Anyone being honest knows that this loan forgiveness doesn't solve any of the problems tied to the education system in this country. It's been irresponsibly thrown out there to grab headlines. Someone has to pay for the debt that the administration and dept. of ED just want to make disappear into thin air. The long term ramifications if this forgiveness is allowed to go through can be severe. There needs to be real long term accountability tied to decisions like these in our high ranking Government agencies.

These comments help sum up how these entire 2.5 years have been handled.
“Again, with proper advance notice and adequate guidance, financial aid administrators could have found a way to ‘do it all’ during this busy time, as they always do,” NASFAA’s letter said. “Instead, they are forced to passively react, fielding questions they can’t answer and leaving students frustrated and confused.” Sounds like its created more problems than solutions. Another forced mess where everyday working people are expected to clean it up the best they can.

You must be logged in to comment on this page.

Comments Disclaimer: NASFAA welcomes and encourages readers to comment and engage in respectful conversation about the content posted here. We value thoughtful, polite, and concise comments that reflect a variety of views. Comments are not moderated by NASFAA but are reviewed periodically by staff.
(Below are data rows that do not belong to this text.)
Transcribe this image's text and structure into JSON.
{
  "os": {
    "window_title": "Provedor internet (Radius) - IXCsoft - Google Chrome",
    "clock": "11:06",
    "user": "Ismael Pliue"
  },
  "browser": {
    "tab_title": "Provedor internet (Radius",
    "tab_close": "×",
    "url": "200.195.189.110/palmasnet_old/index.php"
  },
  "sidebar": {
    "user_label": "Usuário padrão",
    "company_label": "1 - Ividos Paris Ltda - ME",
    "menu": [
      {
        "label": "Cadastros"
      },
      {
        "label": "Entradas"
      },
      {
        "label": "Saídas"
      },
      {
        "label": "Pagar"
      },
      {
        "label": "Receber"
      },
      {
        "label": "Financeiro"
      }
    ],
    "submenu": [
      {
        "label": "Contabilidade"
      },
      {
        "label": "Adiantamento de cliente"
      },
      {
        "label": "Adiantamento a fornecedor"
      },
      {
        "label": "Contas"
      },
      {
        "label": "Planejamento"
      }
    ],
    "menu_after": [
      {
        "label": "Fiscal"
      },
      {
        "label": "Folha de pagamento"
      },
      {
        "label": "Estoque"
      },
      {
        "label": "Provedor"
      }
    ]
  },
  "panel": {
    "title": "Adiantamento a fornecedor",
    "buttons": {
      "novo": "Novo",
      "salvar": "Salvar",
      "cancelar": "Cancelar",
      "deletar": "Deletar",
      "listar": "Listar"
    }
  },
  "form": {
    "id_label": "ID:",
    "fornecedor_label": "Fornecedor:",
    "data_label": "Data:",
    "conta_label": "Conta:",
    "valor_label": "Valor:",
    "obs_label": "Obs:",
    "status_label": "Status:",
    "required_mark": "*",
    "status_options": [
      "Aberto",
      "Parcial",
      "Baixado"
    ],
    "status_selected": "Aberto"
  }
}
Users should not expect real-time responses from NASFAA. To learn more, please view NASFAA’s complete Comments Policy.

Related Content

Education Secretary Cardona Warns Against Complacency in FSA Conference Keynote

MORE | ADD TO FAVORITES

Today's News for December 1, 2022

MORE | ADD TO FAVORITES

VIEW ALL
View Desktop Version